ABOUT THIS TASK: The response must contain every line from the records below that has "state".

Data records for software interfaces:
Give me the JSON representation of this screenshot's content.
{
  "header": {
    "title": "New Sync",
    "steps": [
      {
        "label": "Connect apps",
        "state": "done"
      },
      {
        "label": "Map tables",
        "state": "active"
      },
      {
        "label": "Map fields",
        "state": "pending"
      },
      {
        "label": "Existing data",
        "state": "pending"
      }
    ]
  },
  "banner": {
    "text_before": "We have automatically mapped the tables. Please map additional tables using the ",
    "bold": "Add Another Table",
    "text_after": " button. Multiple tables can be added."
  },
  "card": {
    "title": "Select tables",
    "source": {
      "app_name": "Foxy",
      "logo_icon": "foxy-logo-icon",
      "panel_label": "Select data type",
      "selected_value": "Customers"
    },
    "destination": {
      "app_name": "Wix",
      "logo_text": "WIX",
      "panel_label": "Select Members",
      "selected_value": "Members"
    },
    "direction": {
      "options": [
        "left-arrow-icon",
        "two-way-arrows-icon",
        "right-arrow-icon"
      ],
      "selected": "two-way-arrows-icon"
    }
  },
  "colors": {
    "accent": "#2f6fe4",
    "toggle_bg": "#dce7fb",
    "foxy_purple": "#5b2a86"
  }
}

WRITTEN ANSWER:
        "state": "done"
        "state": "active"
        "state": "pending"
        "state": "pending"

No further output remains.